Home, a transitive

For Rom Srinivasan

1

The persimmon tree
and my neighbor’s son — fronted
by acne — winter’s diet. Meanwhile,
caves and rocks are named in the future tense.
Stupefied gargoyles have had better luck
in history books; the nation’s monuments
are made of enduring stuff. We are obstinate
ink stain, memory, an animal whose similes lose
scale. If story is a wavelength, we could pick
a beginning, follow intention to the border,
then let custom reign. When we build a nation,
we are permanently old and always new.
Mother died a refugee, she thought the status
was a promise of return. She had a version
of nation under the bed. Never mind that her village
took a new name; the jar of water
from her childhood’s river, ten stones and five
twigs were clues that home was transitive.


2

The invasion on body holds only the heart hostage.
Armies of the past unfurl the flag of love at dawn,
there are no takers but the part of self
that privileges misery. Soon, you will fall. As the fruits
swell, the branches sag with orange sweetness. I miss you,
orange much. I want time to return to the moment before you
got off the bus and walked toward the beginning of the story
(this is a we tragedies are made of). If you’d been ten minutes late,
if geography was inconsequential to the struggle of belonging,
there would be no reason to allude to the mood of patriarchy.
Bring a different set of ears, or measuring system, something
that communicates the loss that all the words along the border
are fiction. Bring a heart that barters; that is not afraid to split.


3

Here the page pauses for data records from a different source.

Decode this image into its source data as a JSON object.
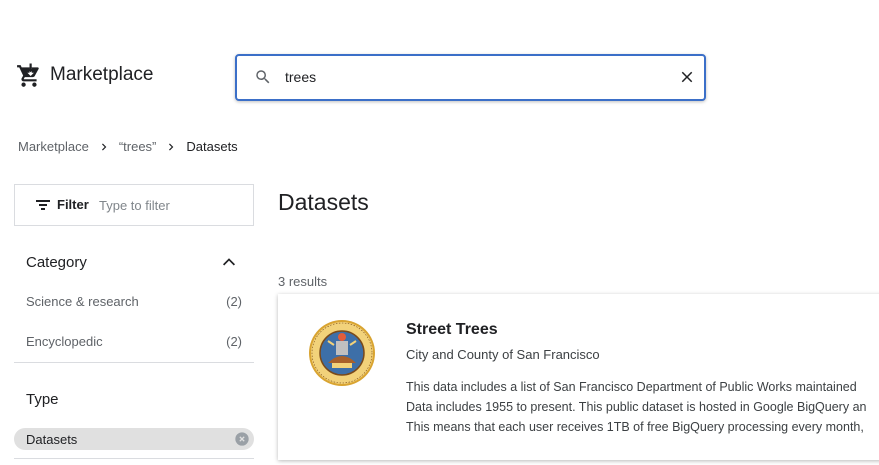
{
  "header": {
    "app_title": "Marketplace",
    "search": {
      "value": "trees"
    }
  },
  "breadcrumb": {
    "items": [
      "Marketplace",
      "“trees”"
    ],
    "current": "Datasets"
  },
  "filter": {
    "label": "Filter",
    "placeholder": "Type to filter"
  },
  "sidebar": {
    "category": {
      "title": "Category",
      "items": [
        {
          "label": "Science & research",
          "count": "(2)"
        },
        {
          "label": "Encyclopedic",
          "count": "(2)"
        }
      ]
    },
    "type": {
      "title": "Type",
      "chip": "Datasets"
    }
  },
  "main": {
    "title": "Datasets",
    "results_count": "3 results",
    "card": {
      "title": "Street Trees",
      "subtitle": "City and County of San Francisco",
      "description_lines": [
        "This data includes a list of San Francisco Department of Public Works maintained",
        "Data includes 1955 to present. This public dataset is hosted in Google BigQuery an",
        "This means that each user receives 1TB of free BigQuery processing every month,"
      ]
    }
  },
  "colors": {
    "accent": "#3b6fc8",
    "text_primary": "#202124",
    "text_secondary": "#5f6368",
    "chip_bg": "#e0e0e0",
    "divider": "#dadce0"
  },
  "icons": {
    "logo": "cart-download-icon",
    "search": "search-icon",
    "clear": "close-icon",
    "filter": "filter-lines-icon",
    "collapse": "chevron-up-icon",
    "chip_remove": "cancel-circle-icon",
    "breadcrumb_sep": "chevron-right-icon"
  }
}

Heart muscles begin their dirge during a heart attack. Oxidation
is linked to regeneration, which is also to say words build
their own web within a system. She said, All disease starts in the colon.
She knows where oxygen is stored in the building.
She knows who needs it most, sometimes it is given
to the one who will heal quickest. In time, new tissue granulates
the wound: pattern of tiny cells visible on the sun’s surface
through a telescope, or cumulus clouds, or dandelion clocks.
The edges of a wound shrink over time around a scar,
that, like maps, tell an incomplete story.


4

Drizzle morning, a color-shy palette against
which trees, brought to the forefront, are not
themselves. Elsewhere, the heater rumbles, abiding
to mechanical intuition, turning on and off. I stay cold,
I am warm. I know nothing about conduction or the secret
of a lie. The street, wearied by leaves pressing as far as stone
allows for sinking, is mottled from impositions. A crow hovers
over a chimney, buoyed by who knows what. Intimations of life
push upward in hot air. An ordinary day on an ordinary street,
where the only proof of people are lights on the porch, timid
in the brume, and images of refugees on television screens.


5

A sadness is thickening
the stomach’s heart,
it must, it cannot collapse
into self-ashes.
Fresh flowers for gods
at a discount; today no discount
for happiness. Today,
the sun hisses, eyes
date us. Split in two,
asphalt day. The heart can return
to its normal size in four months.
Things in space are produced
out of discord. The time it takes to turn
to time. We were sitting in a room fused
of desire, not for the other but for the one
from the past whose lashings
we scratch in our dreams, as salve.
This side of the river, after the pass,
we learn about boundaries when we shut
the front door. Fields of bodies on the verge
of drinking from the river. Lips opened
to freeze: that is one memory of the old country
forgotton by books in school. Mothers remember
the bodies they buried. Life after death, and death
in every breath. Belonging: a verb and
a strip of hope I fed with orchids on sale and recipes
brought from a country I now hover over in virtual maps.
I twist time as a child tightens the cap of a bottle, the right
direction a consequence of loss, the left the vocabulary
of departure. I am walking backwards hoping to reverse,
to unsee what I cannot forget. To leave something else
as trails to find a way forward.
More Poems by Tsering Wangmo Dhompa